Bray seems to disagree. I say "seems to" because, while Bray has lots of insults ("glorious, wonderful, delicious sponge cake of meaninglessness") and a picture of a clown that I take as a symbol of disparagement, it is genuinely unclear whether he understands this position.

To Bray, my argument that parties should not threaten default is an argument that they should not try to advance their policy goals at all:

Chait actually seems to believe that the way our system should work is by the opposition giving some speeches about their political position but not meaning anything by it because, at the end of the day, both parties support increasing the debt limit. And that’s how politics are supposed to work: dithering bloviating.

Chait believes the Democrats did right to oppose the Bush-created budget crisis and the Iraq war, though not excessively—certainly not in a way that might have been a real impediment to that administration’s success. He believes that the role of the opposition party is just to “give speeches” and “posture against the president,” but only if they aren’t “actually trying to stop” the offending policy.

Obviously, I do think parties should try to win legislative battles, but that there is such a thing as improper methods. Now, Bray may disagree — he may think it would be great if both parties routinely started threatening to breach the debt ceiling if they didn't get their way. I'd read that argument! But he doesn't make it.

Presumably, if parties started backing their legislative stances with threats to organize mass boycotts of elections, or to engage in armed revolt, Bray would object to those methods, but such an objection would not mean he thinks politics should be a charade.

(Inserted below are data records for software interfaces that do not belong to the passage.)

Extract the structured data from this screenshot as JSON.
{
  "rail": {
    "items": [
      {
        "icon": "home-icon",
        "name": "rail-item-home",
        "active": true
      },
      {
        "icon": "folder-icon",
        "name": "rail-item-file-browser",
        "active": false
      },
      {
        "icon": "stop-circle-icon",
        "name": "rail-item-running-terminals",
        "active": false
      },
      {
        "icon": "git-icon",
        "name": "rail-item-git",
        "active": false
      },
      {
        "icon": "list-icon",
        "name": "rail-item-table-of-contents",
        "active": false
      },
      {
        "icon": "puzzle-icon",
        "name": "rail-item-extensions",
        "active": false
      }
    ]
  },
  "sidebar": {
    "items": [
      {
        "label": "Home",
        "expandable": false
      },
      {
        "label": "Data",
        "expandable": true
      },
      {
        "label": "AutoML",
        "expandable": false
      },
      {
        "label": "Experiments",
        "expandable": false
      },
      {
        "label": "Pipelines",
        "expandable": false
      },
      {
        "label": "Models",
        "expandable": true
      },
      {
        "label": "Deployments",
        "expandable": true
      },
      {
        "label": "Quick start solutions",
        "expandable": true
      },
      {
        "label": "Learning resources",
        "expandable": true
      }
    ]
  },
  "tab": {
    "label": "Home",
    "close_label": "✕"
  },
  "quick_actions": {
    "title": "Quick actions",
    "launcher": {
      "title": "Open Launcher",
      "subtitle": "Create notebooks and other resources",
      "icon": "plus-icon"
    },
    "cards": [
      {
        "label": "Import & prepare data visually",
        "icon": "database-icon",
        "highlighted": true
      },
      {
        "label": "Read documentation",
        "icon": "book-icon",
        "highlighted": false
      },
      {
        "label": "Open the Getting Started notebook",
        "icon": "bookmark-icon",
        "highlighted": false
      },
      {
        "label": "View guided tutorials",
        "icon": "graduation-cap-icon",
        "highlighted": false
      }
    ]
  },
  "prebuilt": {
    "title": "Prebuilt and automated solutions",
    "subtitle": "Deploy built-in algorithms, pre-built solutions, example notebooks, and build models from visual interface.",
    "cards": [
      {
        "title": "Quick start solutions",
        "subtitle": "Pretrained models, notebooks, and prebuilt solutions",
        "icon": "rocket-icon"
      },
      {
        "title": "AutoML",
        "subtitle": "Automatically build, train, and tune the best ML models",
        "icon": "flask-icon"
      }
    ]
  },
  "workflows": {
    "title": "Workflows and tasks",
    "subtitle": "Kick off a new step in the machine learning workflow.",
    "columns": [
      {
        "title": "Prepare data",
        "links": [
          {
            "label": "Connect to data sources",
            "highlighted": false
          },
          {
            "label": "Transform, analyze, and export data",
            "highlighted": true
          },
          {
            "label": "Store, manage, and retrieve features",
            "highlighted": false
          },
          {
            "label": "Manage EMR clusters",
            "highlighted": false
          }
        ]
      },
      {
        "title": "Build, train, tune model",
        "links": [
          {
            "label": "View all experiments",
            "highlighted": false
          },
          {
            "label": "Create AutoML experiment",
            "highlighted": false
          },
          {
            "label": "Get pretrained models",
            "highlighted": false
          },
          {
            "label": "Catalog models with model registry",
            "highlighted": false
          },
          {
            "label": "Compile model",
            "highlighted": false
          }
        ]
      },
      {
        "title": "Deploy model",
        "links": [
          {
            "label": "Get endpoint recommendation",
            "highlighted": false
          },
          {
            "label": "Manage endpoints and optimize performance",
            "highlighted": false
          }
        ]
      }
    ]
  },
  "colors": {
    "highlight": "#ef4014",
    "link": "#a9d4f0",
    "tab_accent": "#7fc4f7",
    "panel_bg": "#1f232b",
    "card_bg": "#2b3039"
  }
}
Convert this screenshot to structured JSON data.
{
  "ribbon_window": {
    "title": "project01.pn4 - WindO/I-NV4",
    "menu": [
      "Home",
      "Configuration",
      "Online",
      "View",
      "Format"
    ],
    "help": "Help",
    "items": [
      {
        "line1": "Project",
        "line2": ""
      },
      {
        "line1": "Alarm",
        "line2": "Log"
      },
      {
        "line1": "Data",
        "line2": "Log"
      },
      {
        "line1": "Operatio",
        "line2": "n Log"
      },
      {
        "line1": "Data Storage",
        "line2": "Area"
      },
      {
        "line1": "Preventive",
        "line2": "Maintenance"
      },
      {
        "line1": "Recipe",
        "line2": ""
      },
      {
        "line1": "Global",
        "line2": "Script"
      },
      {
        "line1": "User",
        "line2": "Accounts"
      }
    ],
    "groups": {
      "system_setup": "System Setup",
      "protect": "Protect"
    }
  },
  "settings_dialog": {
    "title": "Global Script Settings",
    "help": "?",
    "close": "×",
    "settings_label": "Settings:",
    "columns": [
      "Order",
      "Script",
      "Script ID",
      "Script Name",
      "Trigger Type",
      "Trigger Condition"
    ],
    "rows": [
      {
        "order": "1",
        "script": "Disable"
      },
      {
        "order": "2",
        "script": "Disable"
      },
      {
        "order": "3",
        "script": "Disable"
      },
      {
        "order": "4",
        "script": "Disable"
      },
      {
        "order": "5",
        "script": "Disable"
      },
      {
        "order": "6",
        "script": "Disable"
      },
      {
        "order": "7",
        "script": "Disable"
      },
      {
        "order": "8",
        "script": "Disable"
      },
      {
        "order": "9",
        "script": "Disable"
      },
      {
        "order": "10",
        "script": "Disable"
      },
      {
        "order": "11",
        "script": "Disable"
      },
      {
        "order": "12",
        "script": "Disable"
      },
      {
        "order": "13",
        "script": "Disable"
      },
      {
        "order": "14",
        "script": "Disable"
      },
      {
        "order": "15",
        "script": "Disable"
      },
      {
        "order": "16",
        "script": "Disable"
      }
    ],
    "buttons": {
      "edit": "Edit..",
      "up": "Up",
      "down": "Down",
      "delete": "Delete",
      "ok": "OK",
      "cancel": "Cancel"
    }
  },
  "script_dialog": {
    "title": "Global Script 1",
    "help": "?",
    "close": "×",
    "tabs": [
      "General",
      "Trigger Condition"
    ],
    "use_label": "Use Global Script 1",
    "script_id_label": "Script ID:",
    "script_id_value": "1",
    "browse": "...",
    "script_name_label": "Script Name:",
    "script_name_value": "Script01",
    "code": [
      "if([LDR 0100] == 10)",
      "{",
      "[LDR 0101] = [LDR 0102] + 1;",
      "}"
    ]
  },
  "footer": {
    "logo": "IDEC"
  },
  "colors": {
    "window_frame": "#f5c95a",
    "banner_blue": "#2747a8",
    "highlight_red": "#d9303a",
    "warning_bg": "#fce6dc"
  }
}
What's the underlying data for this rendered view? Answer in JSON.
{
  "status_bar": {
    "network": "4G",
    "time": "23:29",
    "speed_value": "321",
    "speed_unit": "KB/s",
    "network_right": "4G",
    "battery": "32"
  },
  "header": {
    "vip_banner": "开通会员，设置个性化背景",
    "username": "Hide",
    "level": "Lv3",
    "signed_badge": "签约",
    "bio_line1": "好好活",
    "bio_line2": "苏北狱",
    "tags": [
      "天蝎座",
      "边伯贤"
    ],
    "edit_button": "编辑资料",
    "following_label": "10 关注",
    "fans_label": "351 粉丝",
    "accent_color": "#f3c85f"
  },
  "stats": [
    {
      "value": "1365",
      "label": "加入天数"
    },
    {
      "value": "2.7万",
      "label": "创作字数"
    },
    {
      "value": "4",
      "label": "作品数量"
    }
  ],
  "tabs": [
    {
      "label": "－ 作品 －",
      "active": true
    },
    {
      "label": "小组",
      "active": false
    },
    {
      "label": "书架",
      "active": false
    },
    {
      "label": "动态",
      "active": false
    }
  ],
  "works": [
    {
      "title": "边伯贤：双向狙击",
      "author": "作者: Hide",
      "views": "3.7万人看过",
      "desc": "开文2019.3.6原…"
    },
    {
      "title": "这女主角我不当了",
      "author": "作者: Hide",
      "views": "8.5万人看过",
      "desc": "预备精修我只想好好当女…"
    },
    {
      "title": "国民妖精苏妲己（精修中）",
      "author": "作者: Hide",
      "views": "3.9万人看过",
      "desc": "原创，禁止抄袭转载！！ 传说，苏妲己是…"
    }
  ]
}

We may disagree over what constitutes legitimate political methods, but the entire notion of distinguishing means from ends  — a pretty basic moral concept! — seems to elude him.

Bray's entire method is:

  1. Assume that advocating a norm against debt-ceiling threats equals a belief that parties shouldn't try to win.
  2. Think up some elaborate insults, add clown photo.
  3. High-five.